Serving Clovis, Portales and the Surrounding Communities

LA stoops to monetary incentive

link Rube Render

Local columnist

The number of registered voters in a jurisdiction will vary over any period of time one attempts to examine.

In Clovis, the number has varied from as low as the 15,000s to around 18,000.

For our purposes, I propose we use 16,500 as the rough number of registered voters in our city.

In seven elections held for the city of Clovis since 2006, only once has the turnout reached more than 5,000 voters. The 2008 mayoral race drew 5,303 voters. That particular election had six candidates for the mayor’s spot and also had a “liquor by the drink” question on the ballot.

Interestingly enough, the only other time voter turnout went above the 4,000 mark was for the mayor’s race in 2012. That election also had a question on the ballot that may have driven turnout. The question involved limiting candidates to serving on only one local commission at a time. They could hold office as a city commissioner or a county commissioner, but not both at the same time.

Both of these elections were widely and publicly fought in the press, on radio, on TV and to any community group that would listen to candidates.

Of the remaining five elections, only two of them had turnouts of more than 3,000 voters. One of these was for the “affordable housing” issue, also referred to as the Hotel Clovis issue, and the other was the latest city commission election held in March of this year, which featured the so-called Lansford/Brumfield proxy race. Both of these elections were also fought in person as well as in various media.

The remaining three elections never drew more than 2,310 voters.

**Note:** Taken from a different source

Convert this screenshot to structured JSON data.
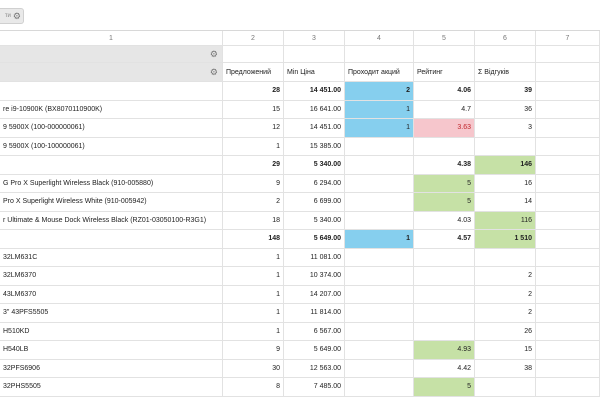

It turns out that Los Angeles has the same problem of low voter turnout for its elections. To solve the problem, the LA ethics commission voted to recommend a proposal that would have the city offering a cash prize in a lottery of $50,000 to one lucky voter to boost the dismal turnout in local elections.

You read that correctly, it was the ethics commission that put forward this proposal.

Walter Russell Mead, the James Clarke Chace professor of foreign affairs and humanities at Bard College, remarked on this sad state of affairs, this really is the be all/end all of blue vs. red politics: “Vote for me on the chance I’ll give you free stuff.”

If all we’re concerned about is turnout, why not just give everyone who votes 20 bucks for walking around money?

Rube Render is the Curry County Republican chairman. Contact him at:

[email protected]